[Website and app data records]
◆ ◆ ◆ ◆

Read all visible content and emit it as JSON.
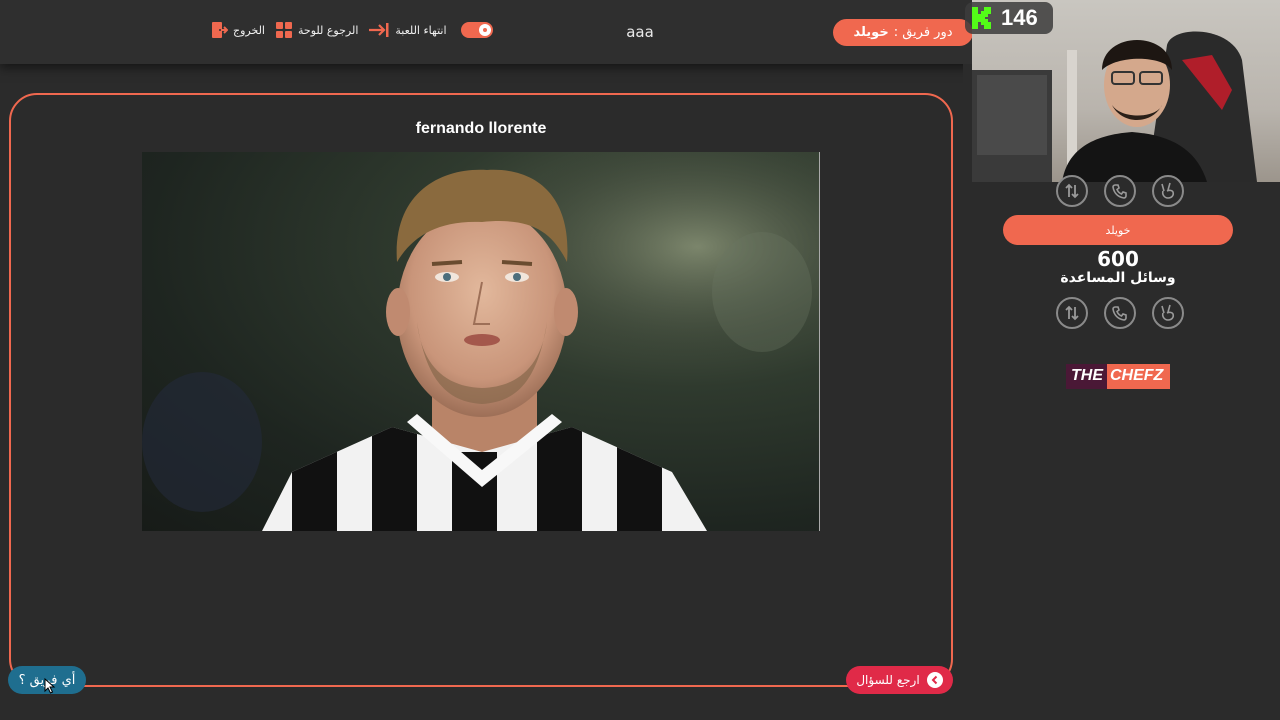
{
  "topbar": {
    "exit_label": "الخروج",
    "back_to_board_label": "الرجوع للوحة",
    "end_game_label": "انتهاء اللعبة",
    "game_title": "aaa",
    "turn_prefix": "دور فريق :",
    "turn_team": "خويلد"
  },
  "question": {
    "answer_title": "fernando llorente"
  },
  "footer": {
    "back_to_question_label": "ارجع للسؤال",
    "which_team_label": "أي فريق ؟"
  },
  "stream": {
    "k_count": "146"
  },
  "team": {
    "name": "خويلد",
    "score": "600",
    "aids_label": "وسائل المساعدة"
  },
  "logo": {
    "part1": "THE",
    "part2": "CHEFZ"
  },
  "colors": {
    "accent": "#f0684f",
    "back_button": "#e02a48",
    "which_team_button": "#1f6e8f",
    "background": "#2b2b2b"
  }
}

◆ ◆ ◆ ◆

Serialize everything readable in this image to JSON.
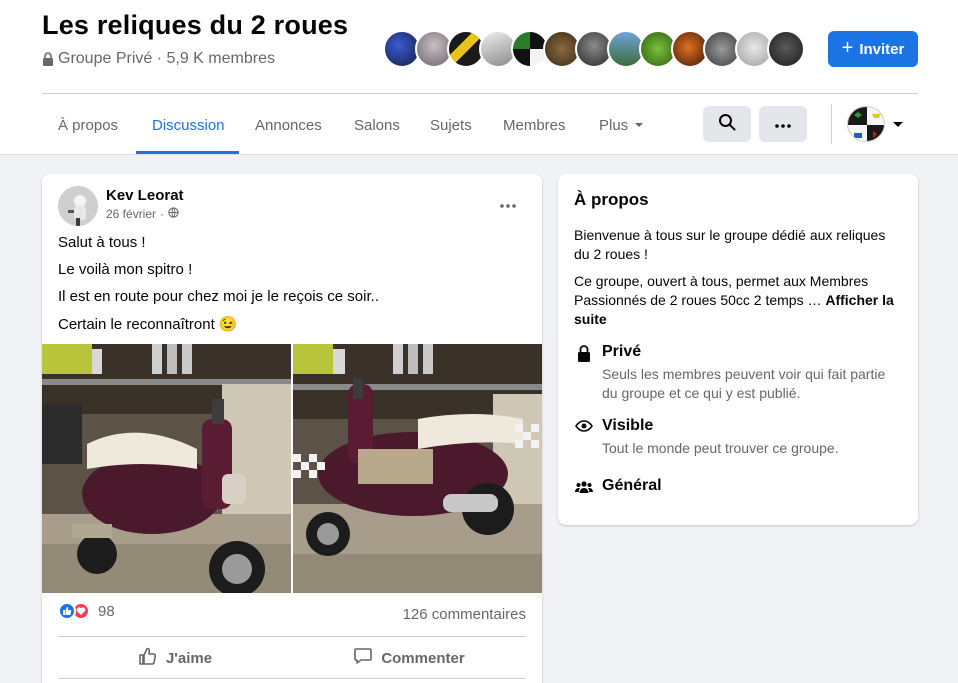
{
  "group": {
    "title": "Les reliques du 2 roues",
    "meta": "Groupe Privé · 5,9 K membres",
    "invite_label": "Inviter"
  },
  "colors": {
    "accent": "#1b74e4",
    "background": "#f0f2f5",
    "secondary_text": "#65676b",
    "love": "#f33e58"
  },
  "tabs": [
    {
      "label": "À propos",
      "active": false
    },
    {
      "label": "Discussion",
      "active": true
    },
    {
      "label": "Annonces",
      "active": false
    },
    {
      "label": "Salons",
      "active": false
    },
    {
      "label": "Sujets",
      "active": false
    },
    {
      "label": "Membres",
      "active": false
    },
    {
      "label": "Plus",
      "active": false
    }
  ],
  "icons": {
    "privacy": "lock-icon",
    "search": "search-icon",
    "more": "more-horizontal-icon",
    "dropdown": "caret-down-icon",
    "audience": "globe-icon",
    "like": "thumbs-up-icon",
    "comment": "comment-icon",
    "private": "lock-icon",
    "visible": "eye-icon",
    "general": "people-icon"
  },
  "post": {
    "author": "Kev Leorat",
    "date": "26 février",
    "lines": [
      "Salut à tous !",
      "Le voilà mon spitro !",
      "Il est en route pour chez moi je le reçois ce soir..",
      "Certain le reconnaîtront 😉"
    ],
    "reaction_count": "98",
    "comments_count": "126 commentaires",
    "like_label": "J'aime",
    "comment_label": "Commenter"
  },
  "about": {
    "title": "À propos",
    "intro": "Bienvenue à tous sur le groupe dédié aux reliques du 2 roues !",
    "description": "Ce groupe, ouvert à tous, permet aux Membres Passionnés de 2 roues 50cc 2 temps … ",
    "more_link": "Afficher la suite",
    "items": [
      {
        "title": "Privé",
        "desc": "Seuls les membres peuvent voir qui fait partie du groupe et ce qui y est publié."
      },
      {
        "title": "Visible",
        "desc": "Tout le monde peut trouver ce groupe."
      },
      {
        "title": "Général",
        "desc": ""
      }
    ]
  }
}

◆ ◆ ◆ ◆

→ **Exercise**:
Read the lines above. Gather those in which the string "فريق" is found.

→ **Output for this exercise**:
    "turn_prefix": "دور فريق :",
    "which_team_label": "أي فريق ؟"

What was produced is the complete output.